The ability of zif268 to down-regulate the level of expression of both ubiquilin and gephyrin suggests that one of the consequences of elevated zif268 expression may be a functional depletion of synaptic GABAARs. Using primary hippocampal cultures, we observed a loss of dendritic GABAAR-immunoreactive puncta following low-level NMDA receptor stimulation, consistent with this hypothesis. Regulating the number of receptors at the postsynaptic membrane in this way allows alterations in the efficacy of inhibitory synaptic transmission. There is evidence that plasticity of inhibitory transmission frequently occurs alongside plasticity of excitatory transmission. A decrease in inhibition may be required for the potentiated activation of excitatory synapses allowing the encoding of new information. There is evidence to suggest that synaptic GABAARs may be down-regulated during forms of plasticity involving zif268 induction. Hippocampal LTP is associated with the suppression of GABAergic synaptic events . Similarly BDNF (brain-derived neurotrophic factor) treatment or epileptogenesis cause a down-regulation of synaptic GABAARs [22,23]. Enhancing network activity in hippocampal slices leads to increased internalization of GABAARs . It has been reported that interneurons display a reduced level of activity during novel spatial experiences [24,25]. Decreasing GABAARs at the synapse may hence play some part in the strengthening of network activity that occurs during plasticity, implying that changes in excitability could be facilitated by changes in inhibitory synaptic transmission. Activity-dependent modulation of GABAergic transmission may therefore contribute to long-lasting plasticity. The potential suppression by zif268 of gephyrin and/or ubiquilin expression provides a molecular substrate for this phenomenon.
It is of interest that reduced zif268 expression is believed to be an early event in both schizophrenia and Alzheimer's disease. Understanding the molecular consequences of zif268 action may be highly relevant for developing future strategies to ameliorate the neurobiological dysfunction in these diseases.
Neuronal Glutamate and GABAA Receptor Function in Health and Disease: Biochemical Society Focused Meeting held at University of St Andrews, St Andrews, U.K., 21–24 July 2009. Organized and Edited by Chris Connolly and Jenni Harvey (Dundee, U.K.).
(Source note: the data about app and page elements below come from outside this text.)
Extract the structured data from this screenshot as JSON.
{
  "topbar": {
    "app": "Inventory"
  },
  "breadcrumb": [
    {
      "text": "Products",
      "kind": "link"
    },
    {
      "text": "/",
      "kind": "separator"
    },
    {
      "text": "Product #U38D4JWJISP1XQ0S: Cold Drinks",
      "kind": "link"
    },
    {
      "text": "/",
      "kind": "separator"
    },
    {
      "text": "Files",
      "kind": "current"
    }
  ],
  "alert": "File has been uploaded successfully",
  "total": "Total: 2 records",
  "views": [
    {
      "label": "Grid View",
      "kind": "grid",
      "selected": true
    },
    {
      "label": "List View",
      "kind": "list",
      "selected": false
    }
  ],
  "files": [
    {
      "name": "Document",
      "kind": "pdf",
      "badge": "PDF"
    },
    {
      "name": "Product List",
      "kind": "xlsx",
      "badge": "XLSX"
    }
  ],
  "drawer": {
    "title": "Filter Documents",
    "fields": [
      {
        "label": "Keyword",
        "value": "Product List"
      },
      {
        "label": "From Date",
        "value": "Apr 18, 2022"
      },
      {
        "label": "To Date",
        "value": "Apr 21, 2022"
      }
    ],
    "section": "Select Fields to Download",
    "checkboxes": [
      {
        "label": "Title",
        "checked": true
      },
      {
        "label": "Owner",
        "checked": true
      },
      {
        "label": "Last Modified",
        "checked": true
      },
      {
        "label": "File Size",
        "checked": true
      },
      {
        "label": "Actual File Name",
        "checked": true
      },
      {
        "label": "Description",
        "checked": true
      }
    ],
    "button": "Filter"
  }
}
This work was partially supported by the Biotechnology and Biological Sciences Research Council.
Present address: Lab901, Unit 53, IMEX Business Centre, Loanhead, Midlothian EH20 9LZ, U.K.